Monday, October 12, 2015

Awkward ibis navigates utility wire

Many birds like to perch on utility wires. I have seen belted kingfishers, mockingbirds, doves and cardinals sitting on the cable that stretches above the brackish pond by our New Smyrna Beach house.

But recently, I saw something different: American white ibises, Eudocimus albus, were on the wire.

Only two of the five birds had stable perches on the utilities pole. Both of those ibises — one adult that was completely white except for black wingtips, and one younger bird, which was a mottled combination of brownish-gray feathers — were busily preening while the remaining flock struggled to find purchase on the utility cable.

Two ibises stands easily on top of utily poles while an immature bird tries to steady himself on the wire

Although the American white ibis often perches and roosts in trees, its two-foot tall body with a three-foot wide wingspan seems too big to balance on such a thin wire. I had come outside that morning to brush my hair, but the incongruity of what I saw on the wire was so striking, I put my hairbrush aside and picked the camera up instead.

The American white ibis is a common bird in Central Florida found in coastal areas to inland regions, where it often probes the ground with its long downward curved orangish beak in search of small prey. It isn’t fussy about where it hunts, frequenting the shallow water of estuaries to overwatered lawns in subdivisions in search of crayfish, crabs, worms, insects, frogs, snakes, fish and snails.

Using their long curved beaks, ibises search for food in a residential yard

Because ibises are social birds, it’s rare to see just one. They travel, feed and roost in flocks that can number in the thousands. The ibises I saw were in a small group of about five birds with a few others flying in every so often.

As I watched, one young ibis stood out.

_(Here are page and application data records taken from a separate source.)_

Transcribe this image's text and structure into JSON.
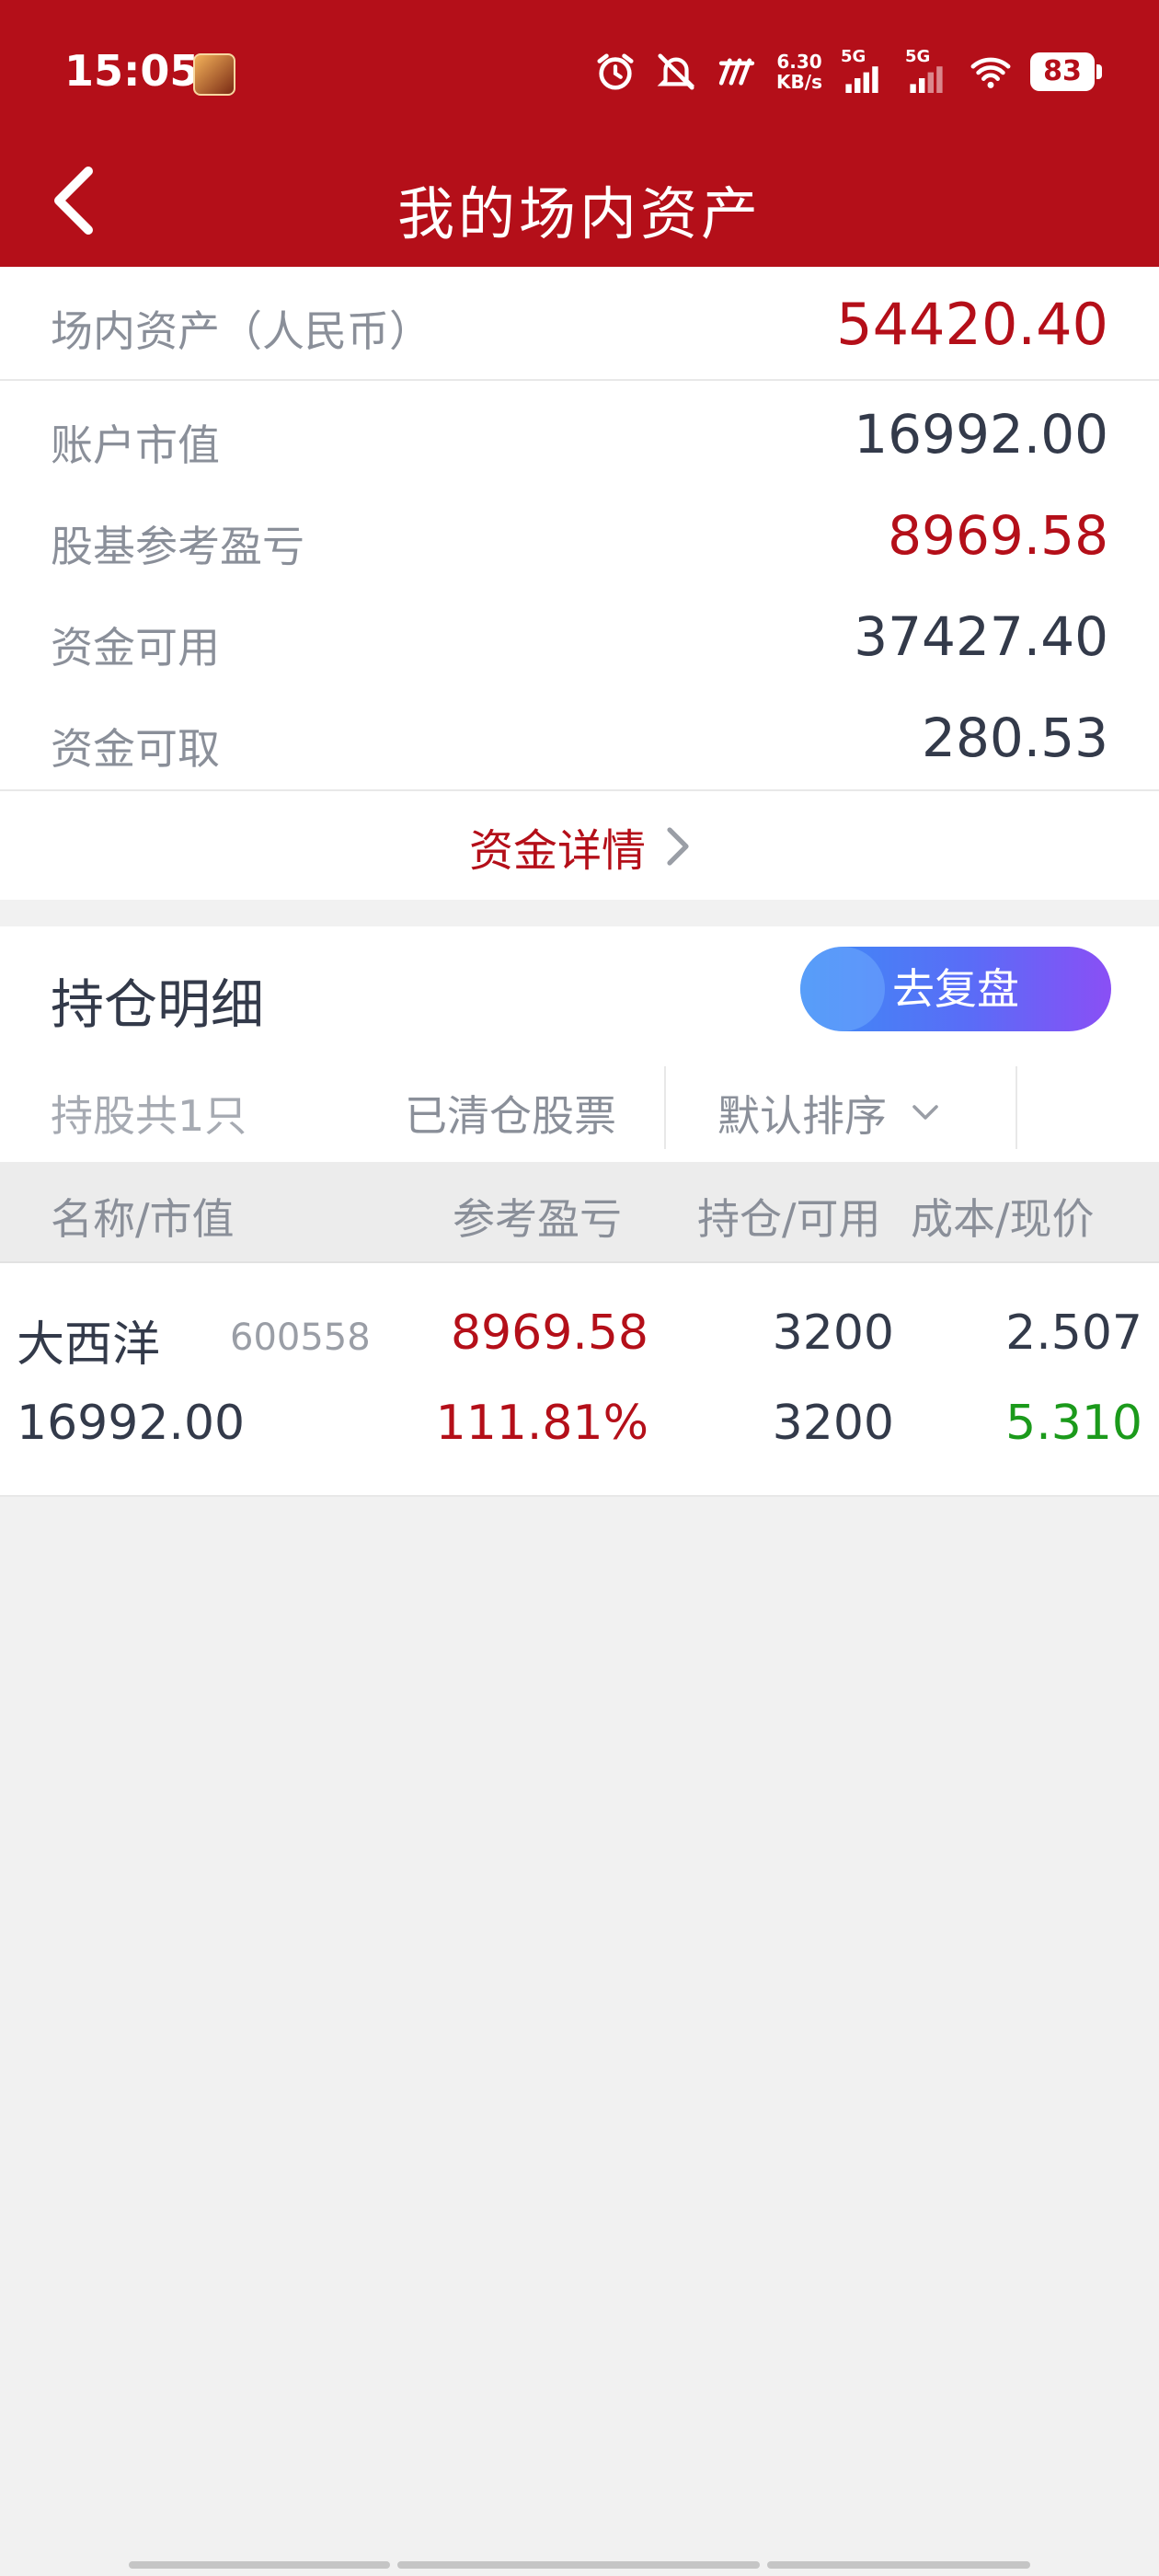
{
  "status_bar": {
    "time": "15:05",
    "speed_value": "6.30",
    "speed_unit": "KB/s",
    "sim1": "5G",
    "sim2": "5G",
    "battery": "83",
    "icons": [
      "alarm-icon",
      "mute-icon",
      "signal-brand-icon",
      "signal-icon",
      "wifi-icon"
    ]
  },
  "header": {
    "title": "我的场内资产",
    "back_icon": "chevron-left-icon"
  },
  "assets": {
    "total_label": "场内资产（人民币）",
    "total_value": "54420.40",
    "rows": [
      {
        "label": "账户市值",
        "value": "16992.00"
      },
      {
        "label": "股基参考盈亏",
        "value": "8969.58"
      },
      {
        "label": "资金可用",
        "value": "37427.40"
      },
      {
        "label": "资金可取",
        "value": "280.53"
      }
    ],
    "detail_link": "资金详情"
  },
  "holdings": {
    "title": "持仓明细",
    "review_button": "去复盘",
    "count_text": "持股共1只",
    "cleared_link": "已清仓股票",
    "sort_label": "默认排序",
    "columns": [
      "名称/市值",
      "参考盈亏",
      "持仓/可用",
      "成本/现价"
    ],
    "items": [
      {
        "name": "大西洋",
        "code": "600558",
        "market_value": "16992.00",
        "profit": "8969.58",
        "profit_pct": "111.81%",
        "position": "3200",
        "available": "3200",
        "cost": "2.507",
        "price": "5.310"
      }
    ]
  },
  "colors": {
    "brand_red": "#b40f19",
    "gain_red": "#b40f19",
    "loss_green": "#1b9a1b",
    "review_gradient_start": "#3d8cf5",
    "review_gradient_end": "#8a4ff5"
  }
}
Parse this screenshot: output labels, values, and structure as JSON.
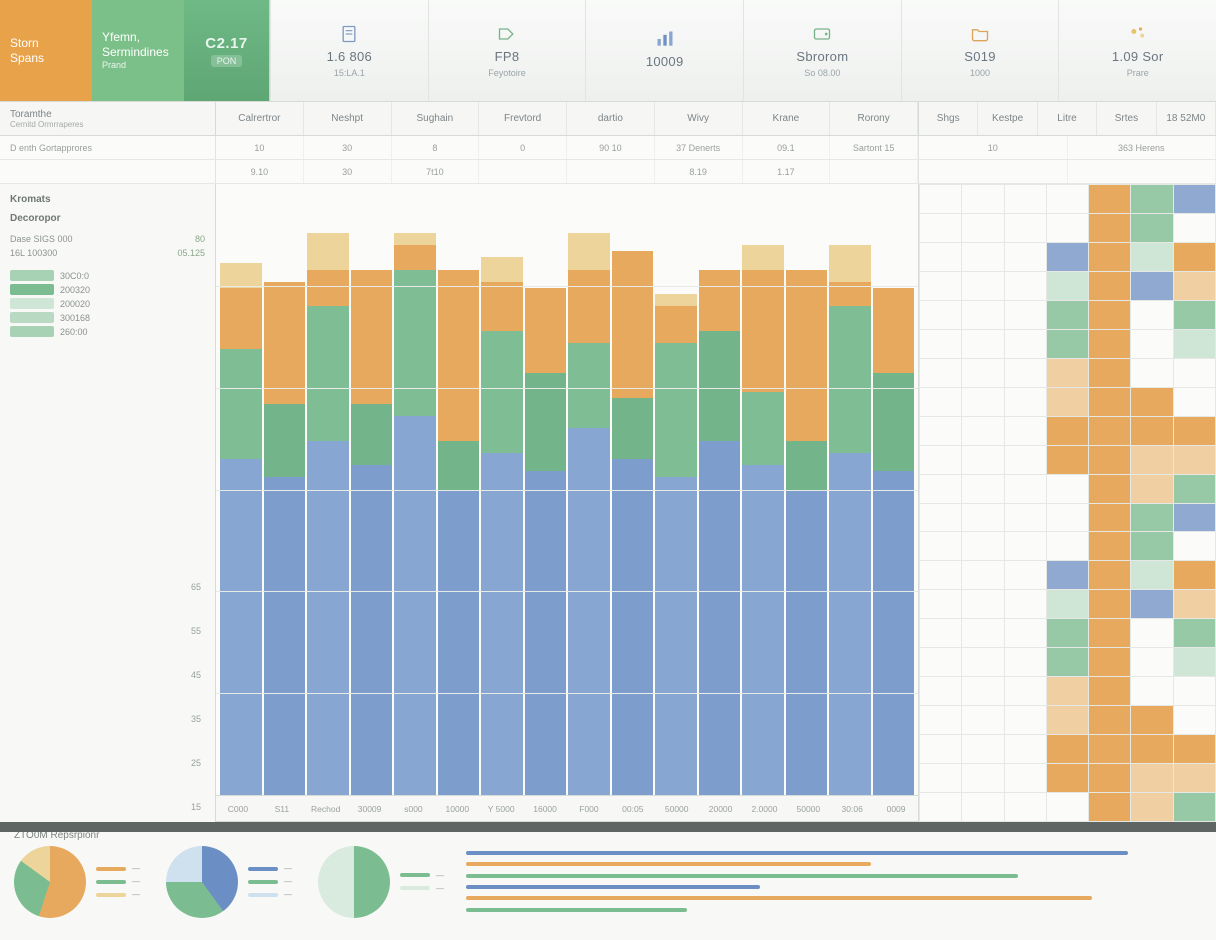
{
  "brand": {
    "tile1_line1": "Storn",
    "tile1_line2": "Spans",
    "tile2_line1": "Yfemn,",
    "tile2_line2": "Sermindines",
    "tile2_sub": "Prand",
    "badge_code": "C2.17",
    "badge_tag": "PON"
  },
  "kpis": [
    {
      "icon": "doc",
      "value": "1.6 806",
      "sub": "15:LA.1",
      "label": ""
    },
    {
      "icon": "tag",
      "value": "FP8",
      "sub": "Feyotoire",
      "label": ""
    },
    {
      "icon": "bars",
      "value": "10009",
      "sub": "",
      "label": ""
    },
    {
      "icon": "wallet",
      "value": "Sbrorom",
      "sub": "So 08.00",
      "label": ""
    },
    {
      "icon": "folder",
      "value": "S019",
      "sub": "1000",
      "label": ""
    },
    {
      "icon": "bubbles",
      "value": "1.09 Sor",
      "sub": "Prare",
      "label": ""
    }
  ],
  "columns": {
    "lead_title": "Toramthe",
    "lead_sub": "Cernitd Ormrraperes",
    "heads": [
      "Calrertror",
      "Neshpt",
      "Sughain",
      "Frevtord",
      "dartio",
      "Wivy",
      "Krane",
      "Rorony"
    ],
    "right_heads": [
      "Shgs",
      "Kestpe",
      "Litre",
      "Srtes",
      "18 52M0"
    ]
  },
  "rows": [
    {
      "lead": "D enth Gortapprores",
      "cells": [
        "10",
        "30",
        "8",
        "0",
        "90 10",
        "37 Denerts",
        "09.1",
        "Sartont 15",
        "10",
        "363 Herens"
      ]
    },
    {
      "lead": "",
      "cells": [
        "9.10",
        "30",
        "7t10",
        "",
        "",
        "8.19",
        "1.17",
        "",
        "",
        ""
      ]
    }
  ],
  "sidebar": {
    "section1": "Kromats",
    "section2": "Decoropor",
    "rows": [
      {
        "k": "Dase SIGS 000",
        "v": "80"
      },
      {
        "k": "16L 100300",
        "v": "05.125"
      }
    ],
    "legend": [
      {
        "label": "30C0:0",
        "color": "#a7d3b4"
      },
      {
        "label": "200320",
        "color": "#7bbd90"
      },
      {
        "label": "200020",
        "color": "#cfe6d6"
      },
      {
        "label": "300168",
        "color": "#b9d9c3"
      },
      {
        "label": "260:00",
        "color": "#a7d3b4"
      }
    ],
    "yticks": [
      "65",
      "55",
      "45",
      "35",
      "25",
      "15"
    ]
  },
  "xaxis": [
    "C000",
    "S11",
    "Rechod",
    "30009",
    "s000",
    "10000",
    "Y 5000",
    "16000",
    "F000",
    "00:05",
    "50000",
    "20000",
    "2.0000",
    "50000",
    "30:06",
    "0009"
  ],
  "footer_title": "ZTO0M Repsrpionr",
  "chart_data": {
    "type": "bar",
    "stacked": true,
    "title": "",
    "xlabel": "",
    "ylabel": "",
    "ylim": [
      0,
      100
    ],
    "categories": [
      "C000",
      "S11",
      "Rechod",
      "30009",
      "s000",
      "10000",
      "Y 5000",
      "16000",
      "F000",
      "00:05",
      "50000",
      "20000",
      "2.0000",
      "50000",
      "30:06",
      "0009"
    ],
    "series": [
      {
        "name": "blue",
        "color": "#7d9dcd",
        "values": [
          55,
          52,
          58,
          54,
          62,
          50,
          56,
          53,
          60,
          55,
          52,
          58,
          54,
          50,
          56,
          53
        ]
      },
      {
        "name": "green",
        "color": "#74b48a",
        "values": [
          18,
          12,
          22,
          10,
          24,
          8,
          20,
          16,
          14,
          10,
          22,
          18,
          12,
          8,
          24,
          16
        ]
      },
      {
        "name": "orange",
        "color": "#e7a95e",
        "values": [
          10,
          20,
          6,
          22,
          4,
          28,
          8,
          14,
          12,
          24,
          6,
          10,
          20,
          28,
          4,
          14
        ]
      },
      {
        "name": "yellow",
        "color": "#ecd49a",
        "values": [
          4,
          0,
          6,
          0,
          2,
          0,
          4,
          0,
          6,
          0,
          2,
          0,
          4,
          0,
          6,
          0
        ]
      }
    ],
    "heatmap": {
      "rows": 22,
      "cols": 7,
      "note": "right-side calendar-style heatmap; colors green/orange/blue"
    },
    "pies": [
      {
        "slices": [
          {
            "label": "a",
            "value": 55,
            "color": "#e7a95e"
          },
          {
            "label": "b",
            "value": 30,
            "color": "#7bbd90"
          },
          {
            "label": "c",
            "value": 15,
            "color": "#ecd49a"
          }
        ]
      },
      {
        "slices": [
          {
            "label": "a",
            "value": 40,
            "color": "#6b8fc4"
          },
          {
            "label": "b",
            "value": 35,
            "color": "#7bbd90"
          },
          {
            "label": "c",
            "value": 25,
            "color": "#cfe0ef"
          }
        ]
      },
      {
        "slices": [
          {
            "label": "a",
            "value": 50,
            "color": "#7bbd90"
          },
          {
            "label": "b",
            "value": 50,
            "color": "#d9ebdf"
          }
        ]
      }
    ],
    "hlines": [
      {
        "len": 0.9,
        "color": "#6b8fc4"
      },
      {
        "len": 0.55,
        "color": "#e7a95e"
      },
      {
        "len": 0.75,
        "color": "#7bbd90"
      },
      {
        "len": 0.4,
        "color": "#6b8fc4"
      },
      {
        "len": 0.85,
        "color": "#e7a95e"
      },
      {
        "len": 0.3,
        "color": "#7bbd90"
      }
    ]
  }
}
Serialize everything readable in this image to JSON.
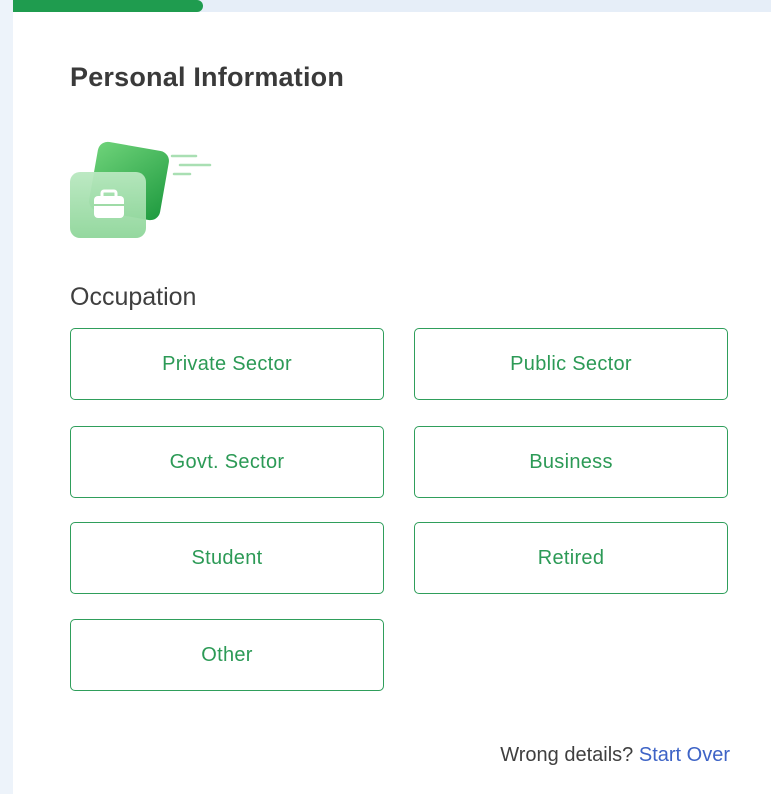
{
  "progress": {
    "fraction": 0.25,
    "color": "#1f9c4f"
  },
  "header": {
    "title": "Personal Information"
  },
  "illustration": {
    "icon": "briefcase-card-icon"
  },
  "occupation": {
    "label": "Occupation",
    "options": [
      {
        "label": "Private Sector"
      },
      {
        "label": "Public Sector"
      },
      {
        "label": "Govt. Sector"
      },
      {
        "label": "Business"
      },
      {
        "label": "Student"
      },
      {
        "label": "Retired"
      },
      {
        "label": "Other"
      }
    ]
  },
  "footer": {
    "prompt": "Wrong details?",
    "link": "Start Over"
  },
  "colors": {
    "accent": "#2c9a56",
    "link": "#3d63c6"
  }
}
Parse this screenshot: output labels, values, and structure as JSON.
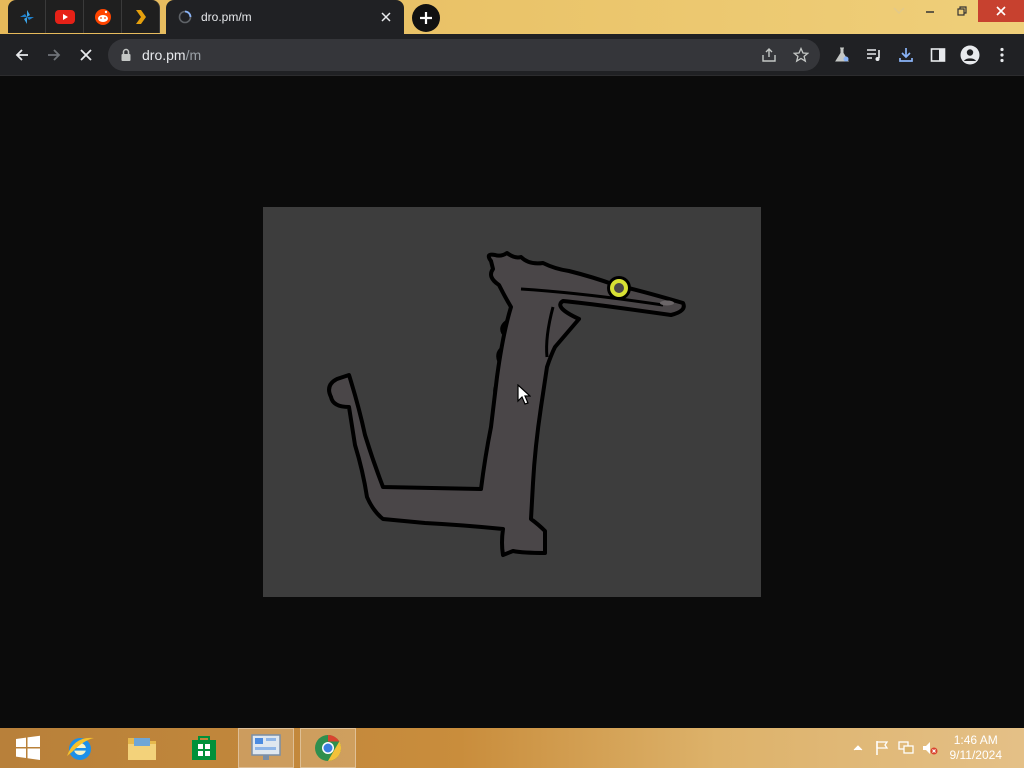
{
  "browser": {
    "pinned_tabs": [
      {
        "name": "pinned-tab-1",
        "icon": "blue-pinwheel-icon"
      },
      {
        "name": "pinned-tab-youtube",
        "icon": "youtube-icon"
      },
      {
        "name": "pinned-tab-reddit",
        "icon": "reddit-icon"
      },
      {
        "name": "pinned-tab-plex",
        "icon": "plex-chevron-icon"
      }
    ],
    "active_tab": {
      "title": "dro.pm/m",
      "icon": "loading-globe-icon"
    },
    "address_bar": {
      "host": "dro.pm",
      "path": "/m"
    }
  },
  "taskbar": {
    "apps": [
      {
        "name": "start-button",
        "icon": "windows-logo-icon"
      },
      {
        "name": "internet-explorer",
        "icon": "ie-icon"
      },
      {
        "name": "file-explorer",
        "icon": "folder-icon"
      },
      {
        "name": "windows-store",
        "icon": "store-icon"
      },
      {
        "name": "control-panel",
        "icon": "control-panel-icon"
      },
      {
        "name": "chrome",
        "icon": "chrome-icon"
      }
    ],
    "clock": {
      "time": "1:46 AM",
      "date": "9/11/2024"
    }
  },
  "colors": {
    "tabstrip": "#e6b95a",
    "toolbar": "#202124",
    "omnibox": "#35363a",
    "page_background": "#0b0b0b",
    "canvas": "#3d3d3d",
    "creature_body": "#4a4648",
    "creature_eye": "#d7e034",
    "close_button": "#c7412f"
  }
}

He was trying his darnedest to make his way across the cable to the utility pole where the other two birds already were situated. Awkward as a gawky teen, he swayed unsteadily, tottering back and forth and using his wings for balance as he took one tentative step after another.

Knock-kneed and awkward, a juvenile ibis tries to keep its balance on a utility line

The young ibis was concentrating on his task, and I was concentrating on him. I found his avian tightrope act riveting. While the poor bird’s struggle to maintain balance resulted in an entertaining display of acrobatic antics for me to watch, I doubt if the ibis found it enjoyable.

Watch the ibis navigate the wire

After repeated attempts to get his footing under control, the brownish-gray-feathered bird finally managed to reach the pole where the two other members of his flock contentedly perched. But was he rewarded for his hard work and successful maneuvering with a stable spot to stand?

He was not.

The two ibises already there completely ignored him. They showed no intention to move over or make room for the newcomer to stand. As if that wasn’t disappointing enough, another juvenile ibis standing on the wire close to the pole tried to chase him off by poking him with his beak. Sensing the futility of his efforts, the immature ibis eventually gave up, flying off to land on a dead tree nearby.

Trees make much more stable perches for ibises than telephone wires

My unexpected wildlife encounter was more than just entertainment or a brief peek into American white ibis behaviors. It also made me think. No matter who or what you are — young bird or old person — learning the ways of the world isn’t easy. No matter how hard you try, navigation is often wobbly, unstable and tricky. Even if you manage not to slip or fall, there’s no guarantee you’ll reach your intended target. And sometimes, even when you’re almost there, insurmountable obstacles can force you to give up.

The important thing, however, is that a safe place to settle is often nearby. Getting there may mean a change of plans — sometimes you have to separate from the flock to become the lone bird on a snag — but at least you know you have tried your hardest, done your best and been rewarded with a peaceful place to rest.



  1. Thanks for the great video (music was so fitting!) ,and the article was informative, fun, and thought provoking!

    1. hi bobbi! thanks so much for commenting. it means a lot to me to know you are reading and (hopefully) enjoying my posts. <3

  2. I follow you always and am truly enlightened, amazed and amused by your blog. I am a native Floridian since 1953 (64 yrs. old) and need to comment more to you. I live in Fruitland Park and know so many of the places you visit. Thank you for your information and wonderful videos.

    1. What a kind comment, Rennie! Thank you so much for taking the time to read my posts and watch the videos. I really enjoyed making this most recent video. The ibises were just so gawky and awkward on the wire. I hope you will continue to comment in the future.